After all, we saw in 2016 that the Republican primaries’ usage of winner-take-all or winner-take-most delegate systems helped Trump quite handily win the nomination with just a plurality of the primary vote. So if you get a number of prospects splitting up the vote not going for Trump, it’s simply going to make it simpler for him to win.
You’re not challenging a sitting president, and there certainly seems to be at least some hesitancy over Trump and the idea that he has excessive baggage and might not be able to win in a general election again. A New York City Times/Siena College survey from last month found, for circumstances, that practically half of Americans who prepared to vote in the 2024 Republican politician primary would select a candidate besides Trump in a main race.
I’m glad you raised that poll, due to the fact that I thought that was a fascinating method to frame the results, as one might also argue from that survey that Trump is still the undisputed leader. He was first, with 49 percent support, and De, Santis remained in 2nd, at 25 percent.
There is definitely more room for a challenger to Trump than to Biden, but Trump would still be preferred. According to a recent Politico/Morning Consult survey, 56 percent of Republican politician and independent registered citizens stated they would support Trump, while 18 percent stated they would support De, Santis, 8 percent stated they would support Pence and a bunch of other prospects all got 2 percent or less.
According to that You, Gov/Yahoo News survey I mentioned earlier, Trump beats De, Santis 44 percent to 35 percent among signed up voters in a direct matchup.

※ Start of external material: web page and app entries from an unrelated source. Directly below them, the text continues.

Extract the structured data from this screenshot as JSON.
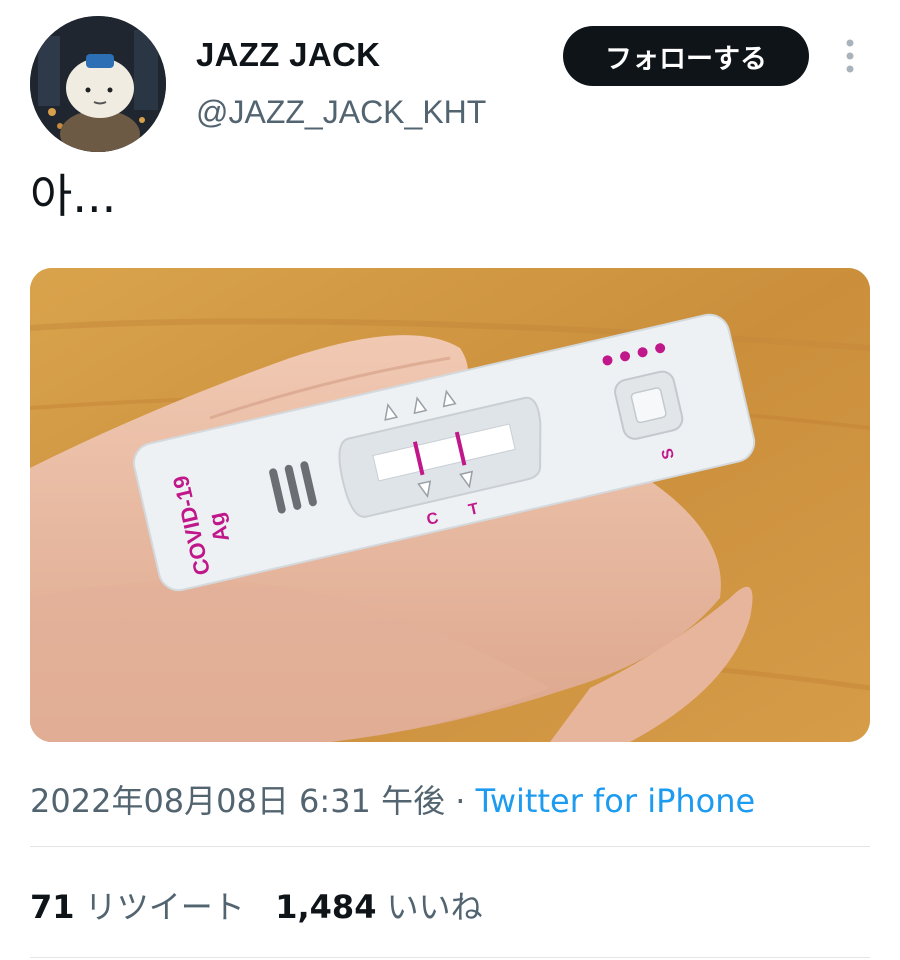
{
  "user": {
    "display_name": "JAZZ JACK",
    "handle": "@JAZZ_JACK_KHT",
    "avatar_icon": "cartoon-character-avatar"
  },
  "follow_button": {
    "label": "フォローする"
  },
  "more_icon": "more-vertical-icon",
  "tweet": {
    "text": "아..."
  },
  "media": {
    "description_icon": "covid-test-photo",
    "test_label_line1": "COVID-19",
    "test_label_line2": "Ag",
    "control_label": "C",
    "test_label": "T",
    "sample_label": "S"
  },
  "meta": {
    "timestamp": "2022年08月08日 6:31 午後",
    "separator": " · ",
    "source": "Twitter for iPhone"
  },
  "stats": {
    "retweets_count": "71",
    "retweets_label": "リツイート",
    "likes_count": "1,484",
    "likes_label": "いいね"
  },
  "colors": {
    "accent": "#1d9bf0",
    "button_bg": "#0f1419",
    "secondary_text": "#536471",
    "test_magenta": "#c0188a"
  }
}
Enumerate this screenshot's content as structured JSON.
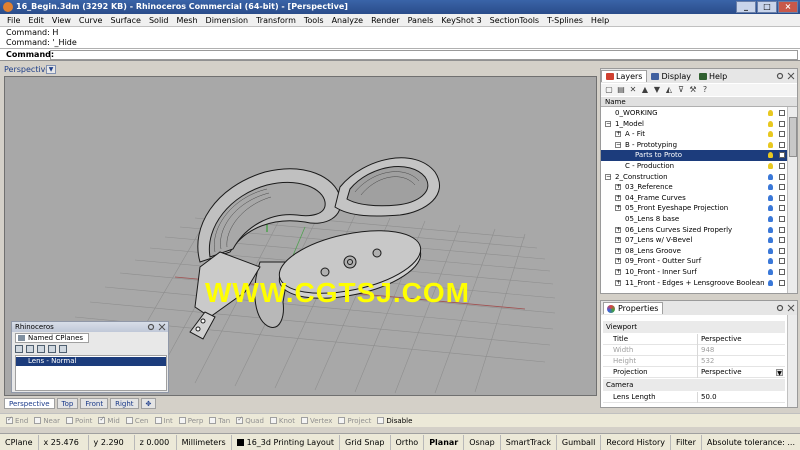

Absolutely, but this point (from the Times reporting on the poll) was a fascinating comparison to me: “His share of the Republican primary electorate is less than Hillary Clinton’s amongst Democrats was at the start of the 2016 race.” Of course, Clinton ultimately won that race, but it wasn’t a guarantee Sanders provided her a genuine run for her cash.
The Times could have likewise compared Trump to Gore’s position in 1999. That said, De, Santis is plainly a legitimate risk to Trump; a 9-point lead in the surveys is not protect.
I understand we had a chat in the past about whether Trump’s grip on the GOP is still strong. At the time, I said that Trump may be weaker than some want to confess, however after Tuesday night’s outcomes most notably Wyoming Rep. Liz Cheney’s primary loss paired with the fates of the nine other Republicans who voted to impeach the former president I really think it’ll be actually difficult for another Republican to cut through his power.